#DolphinsLiveWell: Managing the Final Weeks!

Maria C. Randazzo, Substance Abuse Specialist, Wellness Center for Health & Counseling

With the end of the semester closing in on us, now might be a good time to look at how your time management skills are working for you. For freshmen, college life presents a whole new way of handling your academic workload as well as eating, sleeping, exercising, club involvement, teams, friends, and relaxation. Even returning students struggle with this elusive, ever-changing dynamic as course loads become more difficult, outside activities start to include internships, and life in general becomes more hectic. In last week’s issue, Opinion Editor Melissa Schmitz wrote a great piece on organizing yourself for studying and exams. This article will focus more on scheduling your life now through finals.

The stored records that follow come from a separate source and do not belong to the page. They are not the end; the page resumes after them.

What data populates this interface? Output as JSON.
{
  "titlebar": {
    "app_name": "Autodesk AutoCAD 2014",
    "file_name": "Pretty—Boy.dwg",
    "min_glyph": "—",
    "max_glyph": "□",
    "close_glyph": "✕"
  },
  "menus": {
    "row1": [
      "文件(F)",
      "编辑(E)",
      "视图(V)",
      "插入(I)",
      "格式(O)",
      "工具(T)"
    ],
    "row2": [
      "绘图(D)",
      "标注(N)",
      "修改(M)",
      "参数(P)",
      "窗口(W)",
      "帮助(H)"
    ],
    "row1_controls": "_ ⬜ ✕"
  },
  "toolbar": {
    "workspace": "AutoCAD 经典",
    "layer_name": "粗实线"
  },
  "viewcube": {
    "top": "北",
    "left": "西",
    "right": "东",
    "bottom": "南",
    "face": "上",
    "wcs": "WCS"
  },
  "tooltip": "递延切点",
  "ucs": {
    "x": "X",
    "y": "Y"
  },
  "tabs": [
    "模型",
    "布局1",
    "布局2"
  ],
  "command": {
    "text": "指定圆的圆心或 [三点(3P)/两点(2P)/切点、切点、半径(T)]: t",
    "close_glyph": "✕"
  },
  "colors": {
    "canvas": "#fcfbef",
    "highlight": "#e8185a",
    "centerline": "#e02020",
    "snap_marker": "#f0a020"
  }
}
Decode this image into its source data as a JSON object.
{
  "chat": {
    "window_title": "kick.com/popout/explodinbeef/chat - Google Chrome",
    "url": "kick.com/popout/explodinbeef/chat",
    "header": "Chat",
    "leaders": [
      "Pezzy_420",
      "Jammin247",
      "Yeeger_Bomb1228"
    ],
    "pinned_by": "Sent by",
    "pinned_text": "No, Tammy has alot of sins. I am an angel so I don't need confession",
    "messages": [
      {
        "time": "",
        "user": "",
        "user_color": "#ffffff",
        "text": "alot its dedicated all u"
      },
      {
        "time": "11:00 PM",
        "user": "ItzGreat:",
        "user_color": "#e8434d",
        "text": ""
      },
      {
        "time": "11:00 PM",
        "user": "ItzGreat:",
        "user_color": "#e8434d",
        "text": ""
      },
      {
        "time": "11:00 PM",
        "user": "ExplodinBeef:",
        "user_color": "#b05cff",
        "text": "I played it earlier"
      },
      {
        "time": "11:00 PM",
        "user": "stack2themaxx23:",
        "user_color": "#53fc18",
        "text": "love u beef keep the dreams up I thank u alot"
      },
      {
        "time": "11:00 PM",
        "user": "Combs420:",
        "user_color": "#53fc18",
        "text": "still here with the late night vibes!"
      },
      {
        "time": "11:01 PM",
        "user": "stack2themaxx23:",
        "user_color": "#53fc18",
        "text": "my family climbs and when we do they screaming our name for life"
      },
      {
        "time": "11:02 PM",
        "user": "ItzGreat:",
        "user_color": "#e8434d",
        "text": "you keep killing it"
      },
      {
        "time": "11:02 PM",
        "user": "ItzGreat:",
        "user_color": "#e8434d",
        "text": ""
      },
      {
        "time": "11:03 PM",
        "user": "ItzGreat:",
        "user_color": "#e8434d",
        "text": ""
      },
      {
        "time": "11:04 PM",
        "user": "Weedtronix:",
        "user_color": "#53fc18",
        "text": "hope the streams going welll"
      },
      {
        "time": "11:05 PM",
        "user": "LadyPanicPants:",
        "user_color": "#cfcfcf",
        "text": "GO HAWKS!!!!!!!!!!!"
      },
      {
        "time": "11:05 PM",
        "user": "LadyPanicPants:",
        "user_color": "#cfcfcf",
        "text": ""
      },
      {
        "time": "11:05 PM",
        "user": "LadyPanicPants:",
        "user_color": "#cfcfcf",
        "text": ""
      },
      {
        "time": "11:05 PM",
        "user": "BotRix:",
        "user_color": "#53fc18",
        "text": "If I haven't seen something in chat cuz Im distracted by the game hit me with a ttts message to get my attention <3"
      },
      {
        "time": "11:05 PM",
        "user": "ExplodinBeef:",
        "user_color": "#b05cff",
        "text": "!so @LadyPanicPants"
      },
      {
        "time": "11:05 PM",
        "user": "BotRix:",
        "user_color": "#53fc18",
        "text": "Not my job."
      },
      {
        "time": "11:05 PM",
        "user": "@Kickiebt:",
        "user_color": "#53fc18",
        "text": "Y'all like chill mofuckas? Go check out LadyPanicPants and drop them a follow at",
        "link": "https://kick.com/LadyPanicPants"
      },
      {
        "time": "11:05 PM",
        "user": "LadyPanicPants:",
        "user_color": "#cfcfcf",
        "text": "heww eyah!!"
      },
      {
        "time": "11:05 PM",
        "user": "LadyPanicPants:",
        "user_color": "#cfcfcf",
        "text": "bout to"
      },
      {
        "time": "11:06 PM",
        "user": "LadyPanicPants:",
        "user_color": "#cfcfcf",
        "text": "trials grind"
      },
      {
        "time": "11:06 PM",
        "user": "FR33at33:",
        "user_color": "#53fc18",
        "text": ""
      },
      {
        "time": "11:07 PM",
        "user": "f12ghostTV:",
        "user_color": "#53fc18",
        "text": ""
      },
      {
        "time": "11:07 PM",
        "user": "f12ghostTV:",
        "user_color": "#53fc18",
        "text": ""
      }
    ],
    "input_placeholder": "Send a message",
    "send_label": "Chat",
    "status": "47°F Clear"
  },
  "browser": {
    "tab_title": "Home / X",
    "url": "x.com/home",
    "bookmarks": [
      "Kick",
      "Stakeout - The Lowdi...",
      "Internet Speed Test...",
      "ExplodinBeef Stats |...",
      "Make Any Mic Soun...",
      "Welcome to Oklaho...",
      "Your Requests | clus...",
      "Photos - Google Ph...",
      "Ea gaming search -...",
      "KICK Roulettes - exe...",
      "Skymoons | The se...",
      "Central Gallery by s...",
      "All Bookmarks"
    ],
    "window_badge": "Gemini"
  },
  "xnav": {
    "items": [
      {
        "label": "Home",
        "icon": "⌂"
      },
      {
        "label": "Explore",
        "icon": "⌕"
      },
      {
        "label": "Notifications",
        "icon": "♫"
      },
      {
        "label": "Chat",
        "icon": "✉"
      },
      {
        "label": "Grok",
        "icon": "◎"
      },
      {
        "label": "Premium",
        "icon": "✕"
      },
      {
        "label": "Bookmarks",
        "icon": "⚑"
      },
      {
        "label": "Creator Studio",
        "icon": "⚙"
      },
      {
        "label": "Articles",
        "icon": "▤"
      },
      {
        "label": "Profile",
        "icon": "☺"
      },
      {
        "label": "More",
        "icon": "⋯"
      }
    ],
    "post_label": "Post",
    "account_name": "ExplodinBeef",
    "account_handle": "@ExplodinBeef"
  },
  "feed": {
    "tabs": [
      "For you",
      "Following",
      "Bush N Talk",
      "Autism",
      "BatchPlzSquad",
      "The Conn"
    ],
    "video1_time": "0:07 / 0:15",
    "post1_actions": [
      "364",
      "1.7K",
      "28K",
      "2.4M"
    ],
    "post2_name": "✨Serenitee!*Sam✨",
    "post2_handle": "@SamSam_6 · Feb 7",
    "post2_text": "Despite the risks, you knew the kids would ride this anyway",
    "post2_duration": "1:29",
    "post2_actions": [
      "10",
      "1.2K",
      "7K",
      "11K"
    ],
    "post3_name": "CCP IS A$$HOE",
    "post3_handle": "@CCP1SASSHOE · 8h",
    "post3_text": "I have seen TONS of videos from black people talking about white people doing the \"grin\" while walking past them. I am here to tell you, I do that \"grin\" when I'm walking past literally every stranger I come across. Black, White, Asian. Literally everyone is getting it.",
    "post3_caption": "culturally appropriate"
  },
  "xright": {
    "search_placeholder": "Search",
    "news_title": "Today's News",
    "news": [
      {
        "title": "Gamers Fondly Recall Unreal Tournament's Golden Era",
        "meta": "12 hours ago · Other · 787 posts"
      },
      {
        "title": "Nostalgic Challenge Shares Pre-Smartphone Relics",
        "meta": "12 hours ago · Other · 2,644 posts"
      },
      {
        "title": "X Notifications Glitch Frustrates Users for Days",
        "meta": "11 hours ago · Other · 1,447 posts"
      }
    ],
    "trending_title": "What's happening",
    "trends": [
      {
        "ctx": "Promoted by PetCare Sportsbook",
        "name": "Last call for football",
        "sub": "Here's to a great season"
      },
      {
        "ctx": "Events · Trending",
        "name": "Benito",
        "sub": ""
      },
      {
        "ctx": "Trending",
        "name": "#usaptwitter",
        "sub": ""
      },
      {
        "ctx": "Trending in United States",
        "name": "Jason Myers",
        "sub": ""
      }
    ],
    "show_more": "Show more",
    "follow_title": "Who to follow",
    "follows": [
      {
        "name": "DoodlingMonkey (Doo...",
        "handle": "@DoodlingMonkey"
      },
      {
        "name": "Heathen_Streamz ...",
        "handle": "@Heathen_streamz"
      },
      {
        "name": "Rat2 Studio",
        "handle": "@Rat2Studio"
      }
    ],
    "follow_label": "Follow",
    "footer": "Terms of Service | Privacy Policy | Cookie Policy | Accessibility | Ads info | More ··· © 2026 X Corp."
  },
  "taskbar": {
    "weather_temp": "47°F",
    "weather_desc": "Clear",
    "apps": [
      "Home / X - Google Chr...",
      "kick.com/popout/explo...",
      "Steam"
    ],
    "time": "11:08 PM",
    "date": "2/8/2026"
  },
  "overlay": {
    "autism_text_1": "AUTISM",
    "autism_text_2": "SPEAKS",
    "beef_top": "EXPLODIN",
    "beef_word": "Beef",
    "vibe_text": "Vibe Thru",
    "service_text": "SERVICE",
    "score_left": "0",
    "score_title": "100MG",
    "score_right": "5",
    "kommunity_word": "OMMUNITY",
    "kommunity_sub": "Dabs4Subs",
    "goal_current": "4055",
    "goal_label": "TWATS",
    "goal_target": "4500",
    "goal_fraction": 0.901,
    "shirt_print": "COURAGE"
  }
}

The Wellness Center for Health & Counseling sees a surge in the demand for services, both at the Health Office and the Counseling Center because of stress that is experienced due to being overwhelmed. Some students present with physical concerns such as headaches, indigestion, and fatigue, while others express feelings of sadness, anxiety, and being overwhelmed. When we ask students what is going on, they will invariably admit that they have too much to do and not enough time to do it! Managing the next four weeks may be easier than planning out the 16 weeks at the beginning of the semester. The goal is to practice now so that your time management skills are in place when you return next semester.

This will be a busy time so the first recommendation is to prioritize. Students like to complete the tasks that are easier but less important first. Yes, it does create a sense of accomplishment, but even though you feel good about rearranging your furniture, you still have that 10 page paper due for World Civ! “A” tasks are the most important and must be completed in the short term like today or tomorrow. An example of this is a quiz or exam: you have to study tonight! “B” tasks are not as imminent and are to be done over time with some portions of the task needing to be completed in the short term. A good example of this would be a paper: not due until the end of the semester, but topic, resources, and outline are all due sooner. Last are the “C” tasks which are the least important, but are far more attractive, easier, and yes more fun than the A and B tasks. THIS is the furniture rearranging, room-cleaning, and clothes sorting sorts of activities that students will engage in rather than accomplishing what really is important!*

This leads us to another challenge in time management: procrastination. This would include the old “I’ll get to it,” but mostly you run out of time putting it off. There is an old adage, “once it’s begun, it is half done,” and this philosophy works for procrastination as most students find it hardest getting started on a paper, presentation, or studying for an exam. They will prefer to engage in the above-mentioned “C” tasks! One tip then for overcoming procrastination is to “just do it”, that is, start even if you spend only 15 minutes on it, you will feel accomplished and good about your motivation. This in turn will create a positive feedback loop and motivate you to continue!

Then there is pressure: you need to figure out if you are someone that works well with a deadline looming or becomes paralyzed with anxiety and ineffectual. Most people tend to have a little of both but it helps to know!

Once you are aware of your style, then you can add that to your time management toolbox!

So we’ve talked about the need to prioritize, how to minimize procrastination, and how to work under pressure. Lastly, make sure you schedule in time for yourself…whatever that means for you! This could be time with friends, for exercise, for listening to music or talking to family. Reward yourself with fun breaks in the midst of all of the classes, the studying, exams, papers, and presentations. Yes, the next four weeks will be busy but if you manage your time, you can be successful…and have fun too!!


*Mastering Your Adult ADHD, A Cognitive-Behavioral Treatment Program. Safren,Sprich,Perlman,and Otto, 2005.